◆ **Brief**: From the records below, extract all the text exactly and leave the images behind.
= Beginning of Section =
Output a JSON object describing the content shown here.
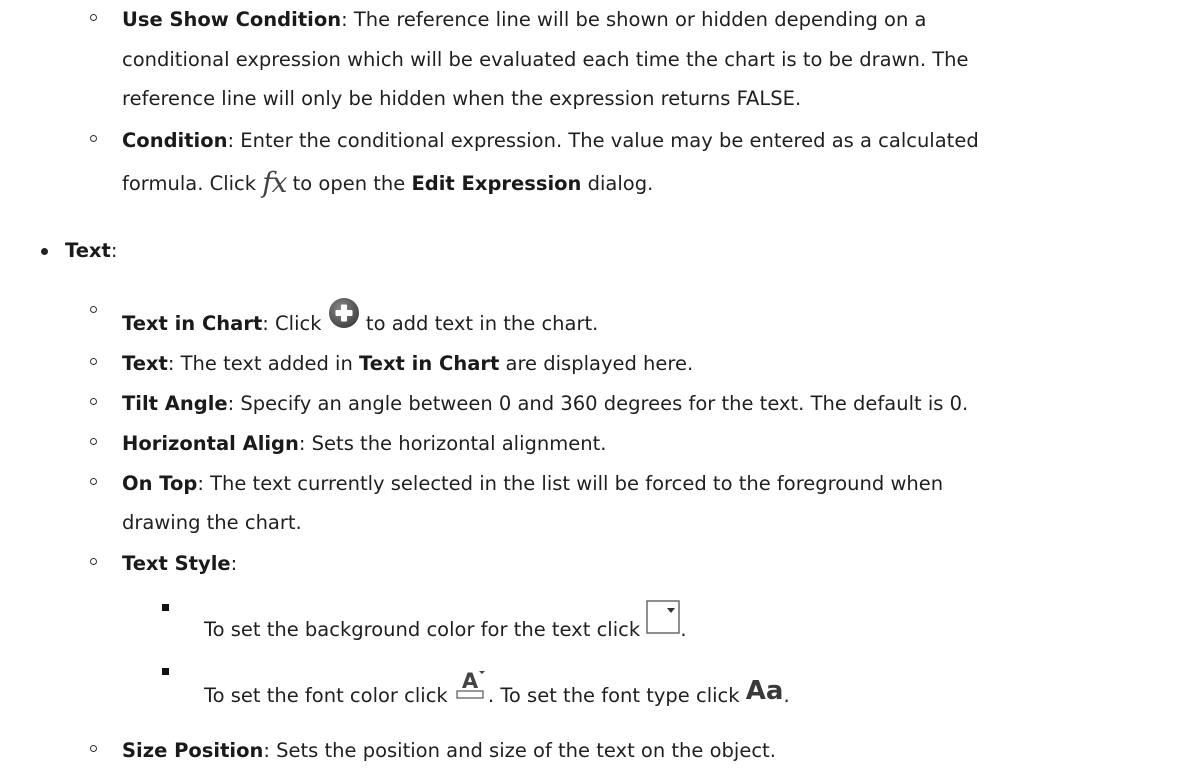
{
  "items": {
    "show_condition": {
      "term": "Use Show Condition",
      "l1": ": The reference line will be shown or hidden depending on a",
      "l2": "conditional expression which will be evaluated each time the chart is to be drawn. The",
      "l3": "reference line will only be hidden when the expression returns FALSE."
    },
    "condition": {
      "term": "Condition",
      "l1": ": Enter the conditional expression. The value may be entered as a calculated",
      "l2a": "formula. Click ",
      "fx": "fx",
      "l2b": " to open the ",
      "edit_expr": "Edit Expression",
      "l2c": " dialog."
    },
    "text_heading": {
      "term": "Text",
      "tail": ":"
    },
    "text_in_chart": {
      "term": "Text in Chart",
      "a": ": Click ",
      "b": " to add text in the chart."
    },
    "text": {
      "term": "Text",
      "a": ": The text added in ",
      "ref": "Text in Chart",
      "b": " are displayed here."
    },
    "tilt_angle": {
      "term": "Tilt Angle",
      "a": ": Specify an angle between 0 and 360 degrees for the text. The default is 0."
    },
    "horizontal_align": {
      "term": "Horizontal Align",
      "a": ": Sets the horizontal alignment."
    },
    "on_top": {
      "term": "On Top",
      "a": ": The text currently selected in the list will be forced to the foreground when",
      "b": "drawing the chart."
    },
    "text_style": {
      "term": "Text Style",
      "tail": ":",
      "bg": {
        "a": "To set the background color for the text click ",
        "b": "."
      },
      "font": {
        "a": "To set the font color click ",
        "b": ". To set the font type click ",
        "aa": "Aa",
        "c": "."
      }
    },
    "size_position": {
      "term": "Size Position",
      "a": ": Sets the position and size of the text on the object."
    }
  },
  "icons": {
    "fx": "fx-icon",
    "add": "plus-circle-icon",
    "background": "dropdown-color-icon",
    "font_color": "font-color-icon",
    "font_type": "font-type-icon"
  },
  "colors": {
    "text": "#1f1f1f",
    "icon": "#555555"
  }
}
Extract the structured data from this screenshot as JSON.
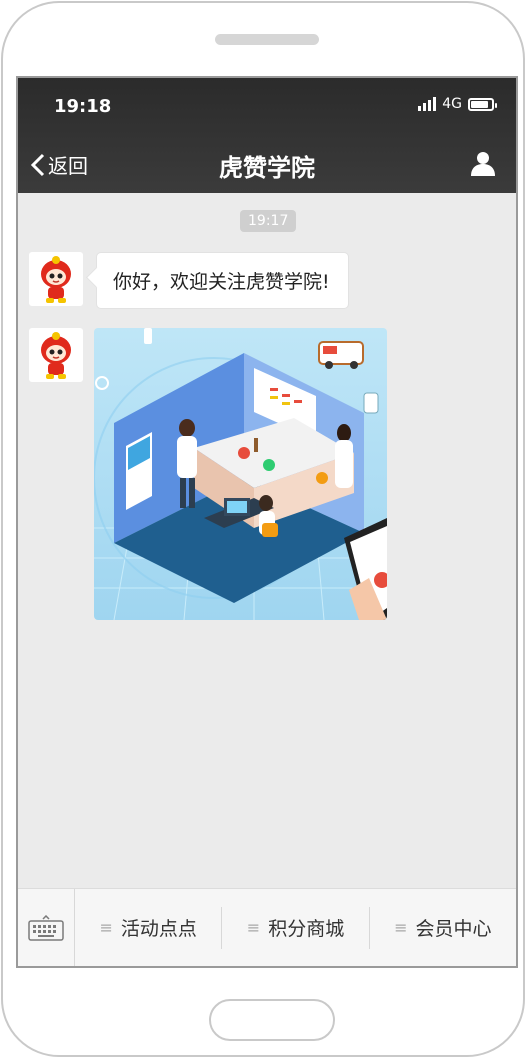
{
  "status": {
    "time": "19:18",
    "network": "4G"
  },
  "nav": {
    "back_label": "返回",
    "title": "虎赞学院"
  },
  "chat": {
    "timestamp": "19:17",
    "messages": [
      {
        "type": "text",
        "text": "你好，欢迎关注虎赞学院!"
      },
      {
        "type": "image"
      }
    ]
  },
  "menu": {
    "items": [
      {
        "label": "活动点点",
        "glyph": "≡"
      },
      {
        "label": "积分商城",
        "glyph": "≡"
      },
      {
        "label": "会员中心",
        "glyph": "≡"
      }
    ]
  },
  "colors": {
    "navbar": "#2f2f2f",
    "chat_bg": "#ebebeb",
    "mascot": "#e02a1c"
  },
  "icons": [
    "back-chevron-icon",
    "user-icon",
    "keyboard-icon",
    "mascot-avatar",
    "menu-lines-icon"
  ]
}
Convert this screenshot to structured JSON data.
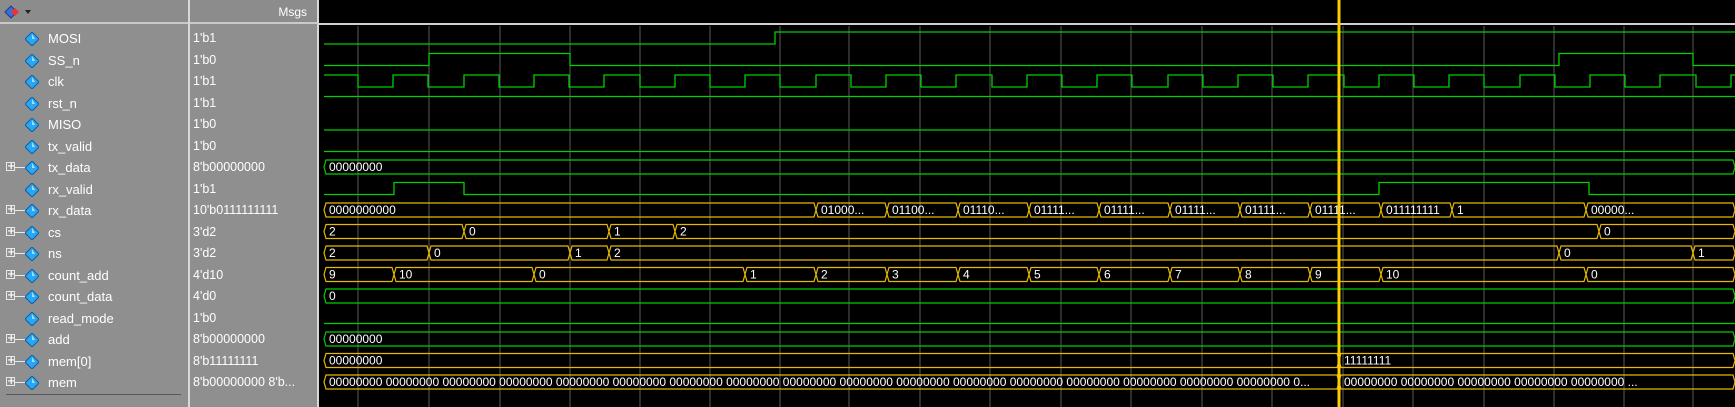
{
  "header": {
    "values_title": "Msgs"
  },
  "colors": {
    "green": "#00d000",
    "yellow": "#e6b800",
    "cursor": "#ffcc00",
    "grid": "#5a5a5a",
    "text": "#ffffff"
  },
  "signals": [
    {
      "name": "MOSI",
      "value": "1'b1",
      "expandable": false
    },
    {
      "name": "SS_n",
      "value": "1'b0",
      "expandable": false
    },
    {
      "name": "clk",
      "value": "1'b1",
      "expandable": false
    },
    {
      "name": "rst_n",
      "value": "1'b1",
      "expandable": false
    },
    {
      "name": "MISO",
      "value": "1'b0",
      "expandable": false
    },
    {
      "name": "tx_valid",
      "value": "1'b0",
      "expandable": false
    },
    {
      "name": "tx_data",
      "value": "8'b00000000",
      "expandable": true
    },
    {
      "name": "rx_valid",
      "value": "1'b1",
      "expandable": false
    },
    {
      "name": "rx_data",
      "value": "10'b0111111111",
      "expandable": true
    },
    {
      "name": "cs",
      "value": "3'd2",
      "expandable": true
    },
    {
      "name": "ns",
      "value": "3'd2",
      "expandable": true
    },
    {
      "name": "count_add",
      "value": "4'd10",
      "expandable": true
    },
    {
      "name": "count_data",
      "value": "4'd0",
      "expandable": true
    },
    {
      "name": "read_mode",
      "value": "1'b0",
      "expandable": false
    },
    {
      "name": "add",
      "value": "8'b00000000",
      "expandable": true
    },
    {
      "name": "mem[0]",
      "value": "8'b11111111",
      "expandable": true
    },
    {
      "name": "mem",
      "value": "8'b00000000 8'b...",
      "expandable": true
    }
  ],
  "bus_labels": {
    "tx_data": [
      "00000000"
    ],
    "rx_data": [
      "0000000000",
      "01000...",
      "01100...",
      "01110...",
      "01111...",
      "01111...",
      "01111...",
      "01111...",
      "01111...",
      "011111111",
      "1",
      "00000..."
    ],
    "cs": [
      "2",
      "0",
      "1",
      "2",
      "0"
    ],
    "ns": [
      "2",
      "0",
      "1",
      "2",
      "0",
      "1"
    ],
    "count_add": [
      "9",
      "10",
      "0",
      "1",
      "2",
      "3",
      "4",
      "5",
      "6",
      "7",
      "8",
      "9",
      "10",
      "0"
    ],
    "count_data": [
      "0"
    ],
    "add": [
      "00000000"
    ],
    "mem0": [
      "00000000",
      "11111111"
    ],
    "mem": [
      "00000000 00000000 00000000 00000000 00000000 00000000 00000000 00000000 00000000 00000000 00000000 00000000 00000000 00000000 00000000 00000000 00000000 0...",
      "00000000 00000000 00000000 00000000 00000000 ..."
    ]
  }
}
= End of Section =
◆ **Task result**:
Output a JSON object describing the content shown here.
{
  "items": {
    "show_condition": {
      "term": "Use Show Condition",
      "l1": ": The reference line will be shown or hidden depending on a",
      "l2": "conditional expression which will be evaluated each time the chart is to be drawn. The",
      "l3": "reference line will only be hidden when the expression returns FALSE."
    },
    "condition": {
      "term": "Condition",
      "l1": ": Enter the conditional expression. The value may be entered as a calculated",
      "l2a": "formula. Click ",
      "fx": "fx",
      "l2b": " to open the ",
      "edit_expr": "Edit Expression",
      "l2c": " dialog."
    },
    "text_heading": {
      "term": "Text",
      "tail": ":"
    },
    "text_in_chart": {
      "term": "Text in Chart",
      "a": ": Click ",
      "b": " to add text in the chart."
    },
    "text": {
      "term": "Text",
      "a": ": The text added in ",
      "ref": "Text in Chart",
      "b": " are displayed here."
    },
    "tilt_angle": {
      "term": "Tilt Angle",
      "a": ": Specify an angle between 0 and 360 degrees for the text. The default is 0."
    },
    "horizontal_align": {
      "term": "Horizontal Align",
      "a": ": Sets the horizontal alignment."
    },
    "on_top": {
      "term": "On Top",
      "a": ": The text currently selected in the list will be forced to the foreground when",
      "b": "drawing the chart."
    },
    "text_style": {
      "term": "Text Style",
      "tail": ":",
      "bg": {
        "a": "To set the background color for the text click ",
        "b": "."
      },
      "font": {
        "a": "To set the font color click ",
        "b": ". To set the font type click ",
        "aa": "Aa",
        "c": "."
      }
    },
    "size_position": {
      "term": "Size Position",
      "a": ": Sets the position and size of the text on the object."
    }
  },
  "icons": {
    "fx": "fx-icon",
    "add": "plus-circle-icon",
    "background": "dropdown-color-icon",
    "font_color": "font-color-icon",
    "font_type": "font-type-icon"
  },
  "colors": {
    "text": "#1f1f1f",
    "icon": "#555555"
  }
}
Extract the structured data from this screenshot as JSON.
{
  "status": {
    "time": "19:18",
    "network": "4G"
  },
  "nav": {
    "back_label": "返回",
    "title": "虎赞学院"
  },
  "chat": {
    "timestamp": "19:17",
    "messages": [
      {
        "type": "text",
        "text": "你好，欢迎关注虎赞学院!"
      },
      {
        "type": "image"
      }
    ]
  },
  "menu": {
    "items": [
      {
        "label": "活动点点",
        "glyph": "≡"
      },
      {
        "label": "积分商城",
        "glyph": "≡"
      },
      {
        "label": "会员中心",
        "glyph": "≡"
      }
    ]
  },
  "colors": {
    "navbar": "#2f2f2f",
    "chat_bg": "#ebebeb",
    "mascot": "#e02a1c"
  },
  "icons": [
    "back-chevron-icon",
    "user-icon",
    "keyboard-icon",
    "mascot-avatar",
    "menu-lines-icon"
  ]
}
Convert this screenshot to structured JSON data.
{
  "header": {
    "values_title": "Msgs"
  },
  "colors": {
    "green": "#00d000",
    "yellow": "#e6b800",
    "cursor": "#ffcc00",
    "grid": "#5a5a5a",
    "text": "#ffffff"
  },
  "signals": [
    {
      "name": "MOSI",
      "value": "1'b1",
      "expandable": false
    },
    {
      "name": "SS_n",
      "value": "1'b0",
      "expandable": false
    },
    {
      "name": "clk",
      "value": "1'b1",
      "expandable": false
    },
    {
      "name": "rst_n",
      "value": "1'b1",
      "expandable": false
    },
    {
      "name": "MISO",
      "value": "1'b0",
      "expandable": false
    },
    {
      "name": "tx_valid",
      "value": "1'b0",
      "expandable": false
    },
    {
      "name": "tx_data",
      "value": "8'b00000000",
      "expandable": true
    },
    {
      "name": "rx_valid",
      "value": "1'b1",
      "expandable": false
    },
    {
      "name": "rx_data",
      "value": "10'b0111111111",
      "expandable": true
    },
    {
      "name": "cs",
      "value": "3'd2",
      "expandable": true
    },
    {
      "name": "ns",
      "value": "3'd2",
      "expandable": true
    },
    {
      "name": "count_add",
      "value": "4'd10",
      "expandable": true
    },
    {
      "name": "count_data",
      "value": "4'd0",
      "expandable": true
    },
    {
      "name": "read_mode",
      "value": "1'b0",
      "expandable": false
    },
    {
      "name": "add",
      "value": "8'b00000000",
      "expandable": true
    },
    {
      "name": "mem[0]",
      "value": "8'b11111111",
      "expandable": true
    },
    {
      "name": "mem",
      "value": "8'b00000000 8'b...",
      "expandable": true
    }
  ],
  "bus_labels": {
    "tx_data": [
      "00000000"
    ],
    "rx_data": [
      "0000000000",
      "01000...",
      "01100...",
      "01110...",
      "01111...",
      "01111...",
      "01111...",
      "01111...",
      "01111...",
      "011111111",
      "1",
      "00000..."
    ],
    "cs": [
      "2",
      "0",
      "1",
      "2",
      "0"
    ],
    "ns": [
      "2",
      "0",
      "1",
      "2",
      "0",
      "1"
    ],
    "count_add": [
      "9",
      "10",
      "0",
      "1",
      "2",
      "3",
      "4",
      "5",
      "6",
      "7",
      "8",
      "9",
      "10",
      "0"
    ],
    "count_data": [
      "0"
    ],
    "add": [
      "00000000"
    ],
    "mem0": [
      "00000000",
      "11111111"
    ],
    "mem": [
      "00000000 00000000 00000000 00000000 00000000 00000000 00000000 00000000 00000000 00000000 00000000 00000000 00000000 00000000 00000000 00000000 00000000 0...",
      "00000000 00000000 00000000 00000000 00000000 ..."
    ]
  }
}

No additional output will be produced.